Friday, June 3, 2016

More Refugees Expected to Return From Thailand Next Year




Refugees who fled Burma walk at the Mae La refugee camp, near the Burma border in Thailand’s Mae Sot district, Tak province, on July 21, 2014. (Photo: Reuters)

More individual and large-scale returns of Burmese refugees from Thailand are expected during the dry season next year, according to nongovernmental organizations (NGOs) that provide assistance to more than 120,000 refugees on the Thai-Burma border.

In its report released Tuesday, the UN’s refugee agency, UN High Commissioner for Refugees (UNHCR), said a growing number of refugees in Thailand’s camps were seeking support to return and rebuild their lives back home because they were encouraged by the prospects of the peace process, social and democratic reforms and the new civilian government.

The report said that several hundred Burmese refugees from nine camps along on the Thai-Burma border have approached the UNHCR in recent months seeking support to return home. In response, the UNHCR dispatched a team to conduct voluntary repatriation interviews in Nupo Camp in Thailand’s Tak province.

Iain Hall, the agency’s senior field coordinator in Mae Sot said in the report, “While UNHCR is not promoting or encouraging large-scale returns at this point, we recognize that every refugee has the right to return home and will facilitate their requests as we can.”

Duncan McArthur, partnership director at The Border Consortium (TBC), an NGO that has been providing humanitarian aid to Burmese refugees for more than 20 years, told The Irrawaddy that more refugees from Thailand are expected to return in the dry season next year.

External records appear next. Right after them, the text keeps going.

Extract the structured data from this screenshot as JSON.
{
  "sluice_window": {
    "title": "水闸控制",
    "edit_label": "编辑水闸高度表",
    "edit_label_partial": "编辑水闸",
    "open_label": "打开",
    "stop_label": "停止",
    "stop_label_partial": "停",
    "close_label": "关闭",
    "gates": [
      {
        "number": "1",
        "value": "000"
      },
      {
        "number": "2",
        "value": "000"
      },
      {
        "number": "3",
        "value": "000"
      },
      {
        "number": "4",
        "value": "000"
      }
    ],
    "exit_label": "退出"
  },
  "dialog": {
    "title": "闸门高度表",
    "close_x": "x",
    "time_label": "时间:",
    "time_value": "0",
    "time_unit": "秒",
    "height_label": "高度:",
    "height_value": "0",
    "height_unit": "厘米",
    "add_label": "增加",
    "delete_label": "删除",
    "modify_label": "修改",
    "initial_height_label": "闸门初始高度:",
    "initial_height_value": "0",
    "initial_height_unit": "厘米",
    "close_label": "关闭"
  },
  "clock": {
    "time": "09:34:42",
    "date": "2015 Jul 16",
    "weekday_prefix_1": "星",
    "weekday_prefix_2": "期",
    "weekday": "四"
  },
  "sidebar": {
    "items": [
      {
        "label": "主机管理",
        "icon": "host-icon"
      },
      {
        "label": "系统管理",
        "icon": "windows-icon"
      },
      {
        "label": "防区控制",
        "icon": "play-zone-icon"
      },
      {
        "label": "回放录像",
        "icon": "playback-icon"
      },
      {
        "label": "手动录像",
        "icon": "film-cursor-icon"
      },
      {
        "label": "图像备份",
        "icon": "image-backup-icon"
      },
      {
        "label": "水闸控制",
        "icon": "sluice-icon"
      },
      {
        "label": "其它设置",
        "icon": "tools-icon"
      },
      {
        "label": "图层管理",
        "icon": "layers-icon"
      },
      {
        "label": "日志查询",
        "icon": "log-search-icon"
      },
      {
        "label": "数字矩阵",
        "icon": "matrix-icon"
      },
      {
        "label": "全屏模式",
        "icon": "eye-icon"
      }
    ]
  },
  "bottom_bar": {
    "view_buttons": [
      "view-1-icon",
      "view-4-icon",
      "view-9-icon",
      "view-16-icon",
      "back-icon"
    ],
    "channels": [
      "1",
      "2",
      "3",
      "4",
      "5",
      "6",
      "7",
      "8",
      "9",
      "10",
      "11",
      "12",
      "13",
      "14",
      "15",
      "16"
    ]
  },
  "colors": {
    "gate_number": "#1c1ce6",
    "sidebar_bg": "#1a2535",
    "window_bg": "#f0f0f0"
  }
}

“I think group returns may start to increase in the next dry season [February to May 2017]. But we don’t expect a big movement during the wet season [June to August this year],” McArthur told The Irrawaddy.

The preparation process such as consultations and meetings with community organizations are still going on in the camps and concerned communities, according to McArthur.

Meanwhile, the Karen National Union, an ethnic Karen armed resistance organization, is preparing land allocations and housing to host returning internally displaced persons and refugees. It also has built some houses in territories it controls in Karen State and Tenasserim Division, southeastern and southern Burma.

NGOs like TBC, the UNHCR and the World Food Program will provide assistance such as food, shelters and other supplies to refugees who have returned and are planning to return home, said NGO sources.

“UNHCR will support refugees’ returns if we can confirm that their decision is voluntary and if the Myanmar authorities welcome them home,” wrote Hall, adding the UN refugee agency’s involvement is contingent on there being no significant security issues in the areas of return and assurances that the UNHCR can access those regions to assist local communities and returning refugees.

However, some refugees still have lingering concerns over safety, land and livelihoods, and prefer to take a wait-and-see approach.

Naw Poe, a resident of Nupo Camp, told the UNHCR team that some refugees are, however, still worried about fighting in parts of the country.

She was quoted in their report as saying, “If the Myanmar government can issue an announcement that it welcomes refugees back, that would give people the confidence to return.”

The UNHCR’s staff also informed refugees that the organization can provide assistance such as transportation and reintegration grants and three months of food assistance in cash during the facilitated phase of return.

In Burma, the UNHCR is engaged in community-based livelihood support and is advocating for returning refugees’ right to access public services such as healthcare and education.